TASK.
How many lines of the data contain the word "designed"? Give only that number.

===============

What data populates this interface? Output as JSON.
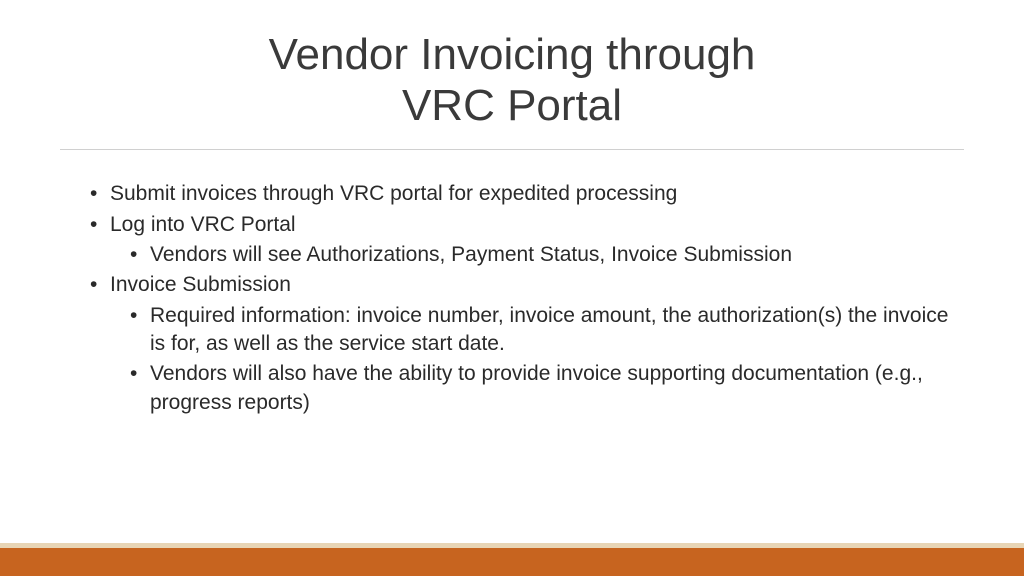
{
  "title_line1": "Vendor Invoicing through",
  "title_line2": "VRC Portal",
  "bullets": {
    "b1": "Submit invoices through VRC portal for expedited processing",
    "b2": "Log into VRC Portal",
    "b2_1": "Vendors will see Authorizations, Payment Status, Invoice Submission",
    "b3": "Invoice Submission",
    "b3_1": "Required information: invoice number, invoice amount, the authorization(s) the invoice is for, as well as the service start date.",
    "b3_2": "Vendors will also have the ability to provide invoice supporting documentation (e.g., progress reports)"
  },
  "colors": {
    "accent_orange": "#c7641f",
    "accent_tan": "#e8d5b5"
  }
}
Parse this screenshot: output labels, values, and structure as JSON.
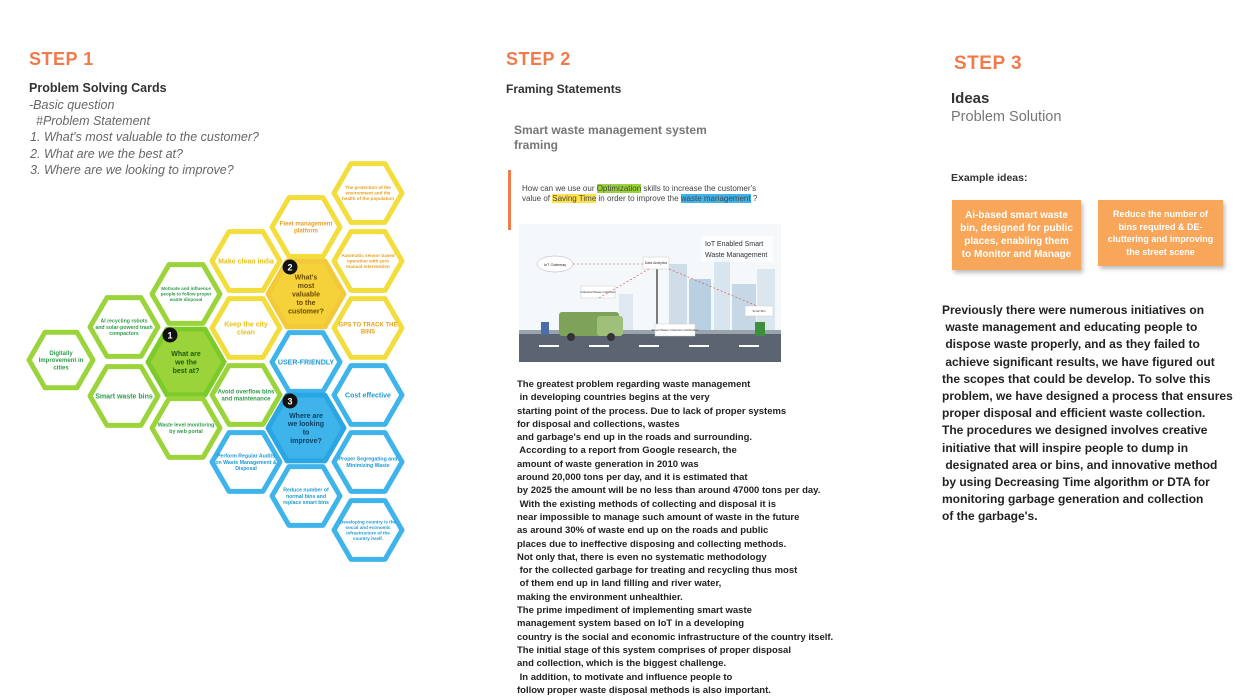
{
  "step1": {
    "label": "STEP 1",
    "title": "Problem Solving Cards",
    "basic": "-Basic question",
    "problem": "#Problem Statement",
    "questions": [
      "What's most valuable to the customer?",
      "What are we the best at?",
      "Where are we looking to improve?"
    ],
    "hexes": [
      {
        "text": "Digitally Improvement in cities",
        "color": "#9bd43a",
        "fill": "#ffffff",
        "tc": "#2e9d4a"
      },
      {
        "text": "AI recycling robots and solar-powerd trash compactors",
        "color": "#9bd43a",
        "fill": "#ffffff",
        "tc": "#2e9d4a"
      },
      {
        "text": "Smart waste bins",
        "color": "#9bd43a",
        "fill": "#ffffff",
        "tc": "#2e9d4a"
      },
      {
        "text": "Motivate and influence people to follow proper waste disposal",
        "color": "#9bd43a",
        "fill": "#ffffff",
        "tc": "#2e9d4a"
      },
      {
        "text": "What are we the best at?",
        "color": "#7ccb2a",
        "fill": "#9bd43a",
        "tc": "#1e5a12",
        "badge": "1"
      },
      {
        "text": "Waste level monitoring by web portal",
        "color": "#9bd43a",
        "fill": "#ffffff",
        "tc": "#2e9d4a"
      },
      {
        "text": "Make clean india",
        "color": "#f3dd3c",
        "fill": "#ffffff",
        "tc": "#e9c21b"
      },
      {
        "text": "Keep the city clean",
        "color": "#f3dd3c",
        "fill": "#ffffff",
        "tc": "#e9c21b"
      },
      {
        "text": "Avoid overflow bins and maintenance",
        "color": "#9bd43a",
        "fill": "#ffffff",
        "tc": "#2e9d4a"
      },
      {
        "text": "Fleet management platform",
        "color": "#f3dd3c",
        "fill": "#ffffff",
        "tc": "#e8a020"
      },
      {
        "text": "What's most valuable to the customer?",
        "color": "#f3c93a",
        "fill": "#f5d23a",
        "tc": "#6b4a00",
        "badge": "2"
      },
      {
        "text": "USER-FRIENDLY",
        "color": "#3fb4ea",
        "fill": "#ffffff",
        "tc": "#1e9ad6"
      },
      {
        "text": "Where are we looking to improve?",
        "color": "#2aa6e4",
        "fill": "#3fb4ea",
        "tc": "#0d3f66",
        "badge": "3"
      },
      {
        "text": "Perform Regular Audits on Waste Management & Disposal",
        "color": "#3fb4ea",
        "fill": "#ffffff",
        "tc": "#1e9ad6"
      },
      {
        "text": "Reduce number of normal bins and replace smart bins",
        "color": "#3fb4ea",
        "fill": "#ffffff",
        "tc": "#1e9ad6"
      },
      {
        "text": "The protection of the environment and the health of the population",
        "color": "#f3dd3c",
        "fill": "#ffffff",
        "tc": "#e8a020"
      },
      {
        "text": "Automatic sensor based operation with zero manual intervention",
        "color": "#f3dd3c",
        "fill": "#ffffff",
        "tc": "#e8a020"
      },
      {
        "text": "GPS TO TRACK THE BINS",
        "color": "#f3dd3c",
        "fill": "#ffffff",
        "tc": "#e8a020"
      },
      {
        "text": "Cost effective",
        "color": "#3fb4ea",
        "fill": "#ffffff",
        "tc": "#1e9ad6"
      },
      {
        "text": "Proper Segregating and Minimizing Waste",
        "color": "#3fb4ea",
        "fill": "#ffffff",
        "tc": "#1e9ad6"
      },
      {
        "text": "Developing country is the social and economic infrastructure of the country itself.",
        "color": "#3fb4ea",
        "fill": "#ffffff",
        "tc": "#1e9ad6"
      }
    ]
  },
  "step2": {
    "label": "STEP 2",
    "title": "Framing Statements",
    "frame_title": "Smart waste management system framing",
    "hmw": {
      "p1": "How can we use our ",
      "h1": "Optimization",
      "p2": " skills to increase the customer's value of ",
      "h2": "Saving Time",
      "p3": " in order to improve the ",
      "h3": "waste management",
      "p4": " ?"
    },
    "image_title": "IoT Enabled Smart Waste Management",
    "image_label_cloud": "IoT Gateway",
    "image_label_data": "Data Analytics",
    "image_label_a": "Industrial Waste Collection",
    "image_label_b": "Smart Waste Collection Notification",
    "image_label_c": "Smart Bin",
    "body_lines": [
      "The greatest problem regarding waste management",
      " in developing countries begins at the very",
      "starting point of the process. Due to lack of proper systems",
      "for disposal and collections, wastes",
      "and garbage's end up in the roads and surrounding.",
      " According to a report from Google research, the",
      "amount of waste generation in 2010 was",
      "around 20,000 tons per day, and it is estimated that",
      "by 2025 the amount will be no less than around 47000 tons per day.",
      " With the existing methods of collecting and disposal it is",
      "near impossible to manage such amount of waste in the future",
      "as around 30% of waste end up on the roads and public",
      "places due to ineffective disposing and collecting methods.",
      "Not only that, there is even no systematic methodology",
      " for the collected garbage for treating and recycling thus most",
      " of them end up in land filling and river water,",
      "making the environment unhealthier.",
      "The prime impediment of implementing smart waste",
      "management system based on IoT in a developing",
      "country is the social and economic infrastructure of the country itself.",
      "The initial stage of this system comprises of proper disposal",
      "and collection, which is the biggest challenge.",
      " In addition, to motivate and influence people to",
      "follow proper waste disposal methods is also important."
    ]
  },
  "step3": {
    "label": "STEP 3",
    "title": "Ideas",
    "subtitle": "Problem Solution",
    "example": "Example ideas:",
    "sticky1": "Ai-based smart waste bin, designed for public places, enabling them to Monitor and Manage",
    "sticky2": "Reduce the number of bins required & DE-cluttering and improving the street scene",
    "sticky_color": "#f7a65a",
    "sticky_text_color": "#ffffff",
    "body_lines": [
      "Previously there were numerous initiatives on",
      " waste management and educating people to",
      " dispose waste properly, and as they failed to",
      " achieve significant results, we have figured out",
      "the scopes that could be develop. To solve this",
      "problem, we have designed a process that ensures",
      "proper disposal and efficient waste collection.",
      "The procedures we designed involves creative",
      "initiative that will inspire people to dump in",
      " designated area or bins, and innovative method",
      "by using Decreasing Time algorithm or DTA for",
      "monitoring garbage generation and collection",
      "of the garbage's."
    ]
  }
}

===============

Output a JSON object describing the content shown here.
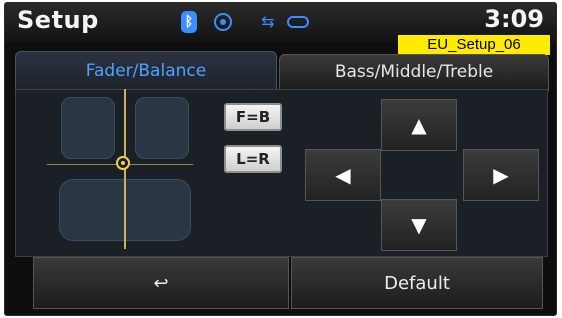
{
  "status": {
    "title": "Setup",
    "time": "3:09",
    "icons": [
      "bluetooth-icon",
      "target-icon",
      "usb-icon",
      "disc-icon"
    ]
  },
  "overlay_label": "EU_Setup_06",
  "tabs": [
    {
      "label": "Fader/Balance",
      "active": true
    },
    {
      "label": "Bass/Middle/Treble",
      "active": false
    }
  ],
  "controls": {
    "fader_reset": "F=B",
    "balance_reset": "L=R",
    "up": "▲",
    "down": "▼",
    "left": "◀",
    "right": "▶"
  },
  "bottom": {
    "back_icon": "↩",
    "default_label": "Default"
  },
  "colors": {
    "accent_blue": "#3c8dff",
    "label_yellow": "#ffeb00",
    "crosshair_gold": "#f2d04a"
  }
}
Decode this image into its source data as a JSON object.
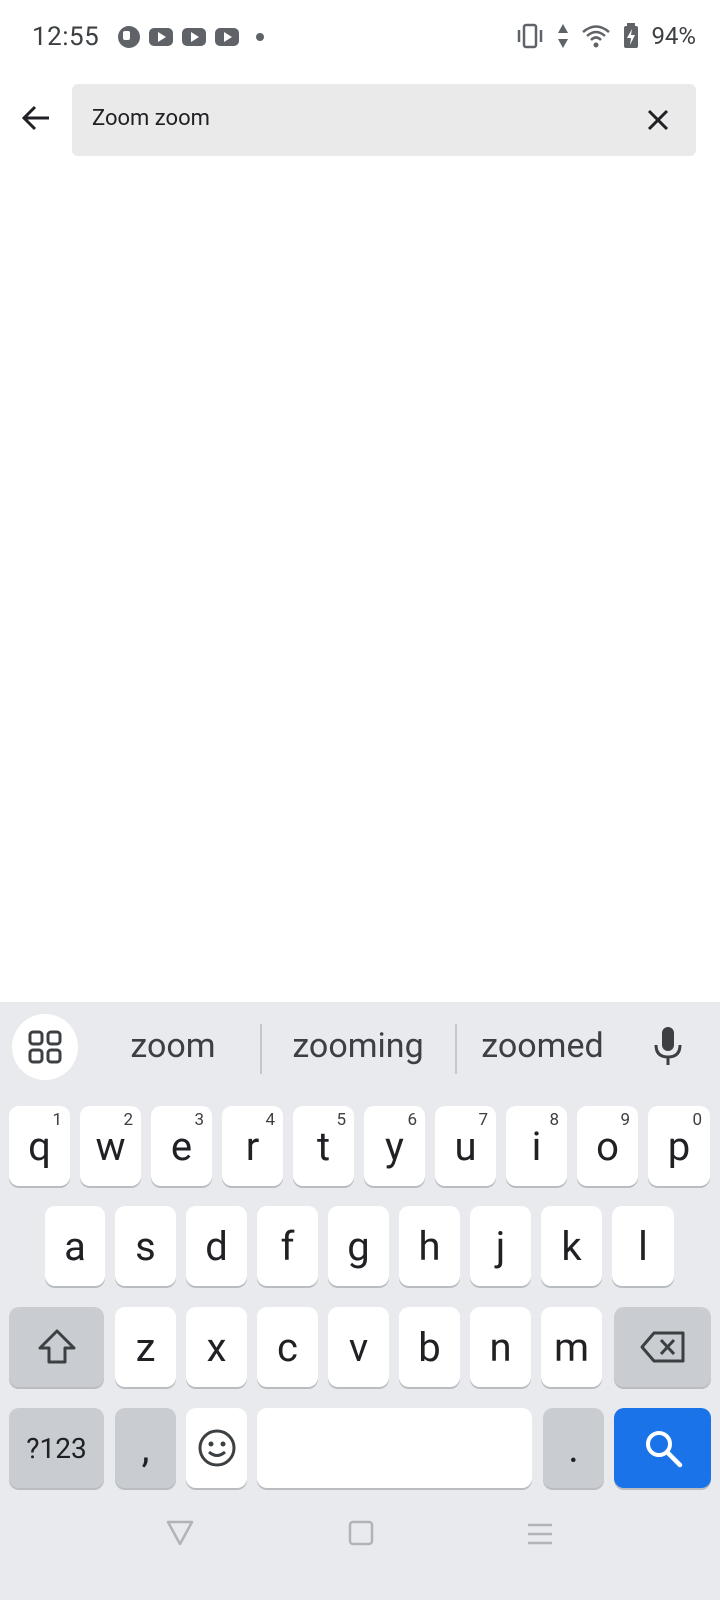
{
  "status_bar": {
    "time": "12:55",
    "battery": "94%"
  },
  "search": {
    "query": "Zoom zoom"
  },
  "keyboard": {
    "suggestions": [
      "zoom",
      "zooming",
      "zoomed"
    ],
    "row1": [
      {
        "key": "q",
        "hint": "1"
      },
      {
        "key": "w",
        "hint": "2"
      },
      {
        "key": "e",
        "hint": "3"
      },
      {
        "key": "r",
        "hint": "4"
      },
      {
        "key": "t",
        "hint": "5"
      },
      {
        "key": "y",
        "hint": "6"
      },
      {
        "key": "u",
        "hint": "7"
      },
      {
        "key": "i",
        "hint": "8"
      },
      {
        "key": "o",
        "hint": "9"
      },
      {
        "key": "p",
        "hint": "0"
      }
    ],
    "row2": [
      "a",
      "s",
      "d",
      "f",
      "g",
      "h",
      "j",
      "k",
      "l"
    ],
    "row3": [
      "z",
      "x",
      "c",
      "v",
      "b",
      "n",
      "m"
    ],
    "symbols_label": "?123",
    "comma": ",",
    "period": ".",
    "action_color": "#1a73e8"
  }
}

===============

SOLUTION.
3